Data shown below:

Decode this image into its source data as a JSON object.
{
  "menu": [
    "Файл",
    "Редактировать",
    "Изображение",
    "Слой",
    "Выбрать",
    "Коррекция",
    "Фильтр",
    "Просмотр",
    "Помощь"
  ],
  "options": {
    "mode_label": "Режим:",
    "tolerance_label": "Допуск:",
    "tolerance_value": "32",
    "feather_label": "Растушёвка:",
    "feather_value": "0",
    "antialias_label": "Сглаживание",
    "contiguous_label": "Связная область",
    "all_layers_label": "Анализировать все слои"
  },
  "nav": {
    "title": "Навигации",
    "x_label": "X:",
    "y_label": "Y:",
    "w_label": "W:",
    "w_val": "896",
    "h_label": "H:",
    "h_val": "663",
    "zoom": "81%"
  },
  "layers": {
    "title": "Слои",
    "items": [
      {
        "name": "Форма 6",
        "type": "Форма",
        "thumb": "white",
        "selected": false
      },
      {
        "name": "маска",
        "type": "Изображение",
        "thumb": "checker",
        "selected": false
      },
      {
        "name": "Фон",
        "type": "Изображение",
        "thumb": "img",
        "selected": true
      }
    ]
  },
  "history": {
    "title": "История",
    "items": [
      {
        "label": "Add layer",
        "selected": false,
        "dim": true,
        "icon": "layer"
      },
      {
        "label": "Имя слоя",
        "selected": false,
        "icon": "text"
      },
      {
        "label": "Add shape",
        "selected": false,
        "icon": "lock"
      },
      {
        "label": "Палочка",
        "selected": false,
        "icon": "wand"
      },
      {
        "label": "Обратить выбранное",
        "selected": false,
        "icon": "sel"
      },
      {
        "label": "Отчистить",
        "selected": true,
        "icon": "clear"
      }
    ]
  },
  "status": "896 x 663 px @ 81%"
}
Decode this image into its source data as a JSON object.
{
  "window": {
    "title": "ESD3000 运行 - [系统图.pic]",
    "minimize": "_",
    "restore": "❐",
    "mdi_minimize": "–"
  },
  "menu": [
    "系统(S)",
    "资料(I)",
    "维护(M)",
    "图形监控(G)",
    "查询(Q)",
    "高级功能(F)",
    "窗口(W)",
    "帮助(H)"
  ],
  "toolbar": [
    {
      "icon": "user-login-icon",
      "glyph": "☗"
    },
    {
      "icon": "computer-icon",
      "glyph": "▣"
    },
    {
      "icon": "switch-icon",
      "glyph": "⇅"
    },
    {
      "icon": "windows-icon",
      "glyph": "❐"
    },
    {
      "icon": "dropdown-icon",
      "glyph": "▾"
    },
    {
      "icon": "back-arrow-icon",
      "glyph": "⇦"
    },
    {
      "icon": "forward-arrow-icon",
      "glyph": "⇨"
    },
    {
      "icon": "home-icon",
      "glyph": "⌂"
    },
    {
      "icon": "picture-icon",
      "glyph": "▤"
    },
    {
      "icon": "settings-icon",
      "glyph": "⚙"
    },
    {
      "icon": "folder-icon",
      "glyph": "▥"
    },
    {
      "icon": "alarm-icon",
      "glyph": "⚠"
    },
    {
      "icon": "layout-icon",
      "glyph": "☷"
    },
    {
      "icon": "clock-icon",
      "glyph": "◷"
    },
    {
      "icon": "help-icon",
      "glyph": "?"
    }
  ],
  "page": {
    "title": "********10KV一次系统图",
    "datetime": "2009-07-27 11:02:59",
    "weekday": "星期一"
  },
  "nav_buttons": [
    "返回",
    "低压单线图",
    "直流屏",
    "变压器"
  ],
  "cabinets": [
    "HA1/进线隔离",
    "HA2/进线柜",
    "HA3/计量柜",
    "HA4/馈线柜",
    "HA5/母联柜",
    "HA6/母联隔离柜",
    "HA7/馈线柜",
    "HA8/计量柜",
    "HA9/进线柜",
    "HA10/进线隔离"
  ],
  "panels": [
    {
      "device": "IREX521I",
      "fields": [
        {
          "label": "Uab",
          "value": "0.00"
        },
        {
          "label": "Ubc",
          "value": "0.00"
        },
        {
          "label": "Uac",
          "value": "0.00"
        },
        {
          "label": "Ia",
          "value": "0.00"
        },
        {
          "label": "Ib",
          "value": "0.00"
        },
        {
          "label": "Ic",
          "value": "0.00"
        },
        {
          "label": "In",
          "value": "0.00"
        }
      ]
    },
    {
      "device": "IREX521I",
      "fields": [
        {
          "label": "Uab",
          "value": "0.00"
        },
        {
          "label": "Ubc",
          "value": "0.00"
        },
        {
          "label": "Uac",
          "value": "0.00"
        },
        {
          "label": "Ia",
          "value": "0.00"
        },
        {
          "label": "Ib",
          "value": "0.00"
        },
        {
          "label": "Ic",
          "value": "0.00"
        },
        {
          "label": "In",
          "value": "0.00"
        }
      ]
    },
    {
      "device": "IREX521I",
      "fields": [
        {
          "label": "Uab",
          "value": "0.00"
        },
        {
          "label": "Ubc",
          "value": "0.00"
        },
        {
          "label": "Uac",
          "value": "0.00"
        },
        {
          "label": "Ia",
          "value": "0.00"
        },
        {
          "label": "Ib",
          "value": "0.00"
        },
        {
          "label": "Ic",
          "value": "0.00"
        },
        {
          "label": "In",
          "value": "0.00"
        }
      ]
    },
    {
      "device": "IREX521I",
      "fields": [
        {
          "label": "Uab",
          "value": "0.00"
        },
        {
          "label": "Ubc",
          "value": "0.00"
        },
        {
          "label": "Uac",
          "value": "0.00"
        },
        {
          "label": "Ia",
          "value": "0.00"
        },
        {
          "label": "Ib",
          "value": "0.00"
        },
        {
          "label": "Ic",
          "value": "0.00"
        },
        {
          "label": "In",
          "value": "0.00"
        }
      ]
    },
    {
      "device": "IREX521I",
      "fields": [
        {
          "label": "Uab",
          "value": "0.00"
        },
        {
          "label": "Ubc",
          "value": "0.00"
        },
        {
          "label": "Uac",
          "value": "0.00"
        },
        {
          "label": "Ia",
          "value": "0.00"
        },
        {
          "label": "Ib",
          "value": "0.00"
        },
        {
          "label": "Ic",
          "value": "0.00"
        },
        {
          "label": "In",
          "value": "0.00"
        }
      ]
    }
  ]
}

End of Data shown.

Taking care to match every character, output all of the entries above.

Decode this image into its source data as a JSON object.
{
  "menu": [
    "Файл",
    "Редактировать",
    "Изображение",
    "Слой",
    "Выбрать",
    "Коррекция",
    "Фильтр",
    "Просмотр",
    "Помощь"
  ],
  "options": {
    "mode_label": "Режим:",
    "tolerance_label": "Допуск:",
    "tolerance_value": "32",
    "feather_label": "Растушёвка:",
    "feather_value": "0",
    "antialias_label": "Сглаживание",
    "contiguous_label": "Связная область",
    "all_layers_label": "Анализировать все слои"
  },
  "nav": {
    "title": "Навигации",
    "x_label": "X:",
    "y_label": "Y:",
    "w_label": "W:",
    "w_val": "896",
    "h_label": "H:",
    "h_val": "663",
    "zoom": "81%"
  },
  "layers": {
    "title": "Слои",
    "items": [
      {
        "name": "Форма 6",
        "type": "Форма",
        "thumb": "white",
        "selected": false
      },
      {
        "name": "маска",
        "type": "Изображение",
        "thumb": "checker",
        "selected": false
      },
      {
        "name": "Фон",
        "type": "Изображение",
        "thumb": "img",
        "selected": true
      }
    ]
  },
  "history": {
    "title": "История",
    "items": [
      {
        "label": "Add layer",
        "selected": false,
        "dim": true,
        "icon": "layer"
      },
      {
        "label": "Имя слоя",
        "selected": false,
        "icon": "text"
      },
      {
        "label": "Add shape",
        "selected": false,
        "icon": "lock"
      },
      {
        "label": "Палочка",
        "selected": false,
        "icon": "wand"
      },
      {
        "label": "Обратить выбранное",
        "selected": false,
        "icon": "sel"
      },
      {
        "label": "Отчистить",
        "selected": true,
        "icon": "clear"
      }
    ]
  },
  "status": "896 x 663 px @ 81%"
}
Decode this image into its source data as a JSON object.
{
  "window": {
    "title": "ESD3000 运行 - [系统图.pic]",
    "minimize": "_",
    "restore": "❐",
    "mdi_minimize": "–"
  },
  "menu": [
    "系统(S)",
    "资料(I)",
    "维护(M)",
    "图形监控(G)",
    "查询(Q)",
    "高级功能(F)",
    "窗口(W)",
    "帮助(H)"
  ],
  "toolbar": [
    {
      "icon": "user-login-icon",
      "glyph": "☗"
    },
    {
      "icon": "computer-icon",
      "glyph": "▣"
    },
    {
      "icon": "switch-icon",
      "glyph": "⇅"
    },
    {
      "icon": "windows-icon",
      "glyph": "❐"
    },
    {
      "icon": "dropdown-icon",
      "glyph": "▾"
    },
    {
      "icon": "back-arrow-icon",
      "glyph": "⇦"
    },
    {
      "icon": "forward-arrow-icon",
      "glyph": "⇨"
    },
    {
      "icon": "home-icon",
      "glyph": "⌂"
    },
    {
      "icon": "picture-icon",
      "glyph": "▤"
    },
    {
      "icon": "settings-icon",
      "glyph": "⚙"
    },
    {
      "icon": "folder-icon",
      "glyph": "▥"
    },
    {
      "icon": "alarm-icon",
      "glyph": "⚠"
    },
    {
      "icon": "layout-icon",
      "glyph": "☷"
    },
    {
      "icon": "clock-icon",
      "glyph": "◷"
    },
    {
      "icon": "help-icon",
      "glyph": "?"
    }
  ],
  "page": {
    "title": "********10KV一次系统图",
    "datetime": "2009-07-27 11:02:59",
    "weekday": "星期一"
  },
  "nav_buttons": [
    "返回",
    "低压单线图",
    "直流屏",
    "变压器"
  ],
  "cabinets": [
    "HA1/进线隔离",
    "HA2/进线柜",
    "HA3/计量柜",
    "HA4/馈线柜",
    "HA5/母联柜",
    "HA6/母联隔离柜",
    "HA7/馈线柜",
    "HA8/计量柜",
    "HA9/进线柜",
    "HA10/进线隔离"
  ],
  "panels": [
    {
      "device": "IREX521I",
      "fields": [
        {
          "label": "Uab",
          "value": "0.00"
        },
        {
          "label": "Ubc",
          "value": "0.00"
        },
        {
          "label": "Uac",
          "value": "0.00"
        },
        {
          "label": "Ia",
          "value": "0.00"
        },
        {
          "label": "Ib",
          "value": "0.00"
        },
        {
          "label": "Ic",
          "value": "0.00"
        },
        {
          "label": "In",
          "value": "0.00"
        }
      ]
    },
    {
      "device": "IREX521I",
      "fields": [
        {
          "label": "Uab",
          "value": "0.00"
        },
        {
          "label": "Ubc",
          "value": "0.00"
        },
        {
          "label": "Uac",
          "value": "0.00"
        },
        {
          "label": "Ia",
          "value": "0.00"
        },
        {
          "label": "Ib",
          "value": "0.00"
        },
        {
          "label": "Ic",
          "value": "0.00"
        },
        {
          "label": "In",
          "value": "0.00"
        }
      ]
    },
    {
      "device": "IREX521I",
      "fields": [
        {
          "label": "Uab",
          "value": "0.00"
        },
        {
          "label": "Ubc",
          "value": "0.00"
        },
        {
          "label": "Uac",
          "value": "0.00"
        },
        {
          "label": "Ia",
          "value": "0.00"
        },
        {
          "label": "Ib",
          "value": "0.00"
        },
        {
          "label": "Ic",
          "value": "0.00"
        },
        {
          "label": "In",
          "value": "0.00"
        }
      ]
    },
    {
      "device": "IREX521I",
      "fields": [
        {
          "label": "Uab",
          "value": "0.00"
        },
        {
          "label": "Ubc",
          "value": "0.00"
        },
        {
          "label": "Uac",
          "value": "0.00"
        },
        {
          "label": "Ia",
          "value": "0.00"
        },
        {
          "label": "Ib",
          "value": "0.00"
        },
        {
          "label": "Ic",
          "value": "0.00"
        },
        {
          "label": "In",
          "value": "0.00"
        }
      ]
    },
    {
      "device": "IREX521I",
      "fields": [
        {
          "label": "Uab",
          "value": "0.00"
        },
        {
          "label": "Ubc",
          "value": "0.00"
        },
        {
          "label": "Uac",
          "value": "0.00"
        },
        {
          "label": "Ia",
          "value": "0.00"
        },
        {
          "label": "Ib",
          "value": "0.00"
        },
        {
          "label": "Ic",
          "value": "0.00"
        },
        {
          "label": "In",
          "value": "0.00"
        }
      ]
    }
  ]
}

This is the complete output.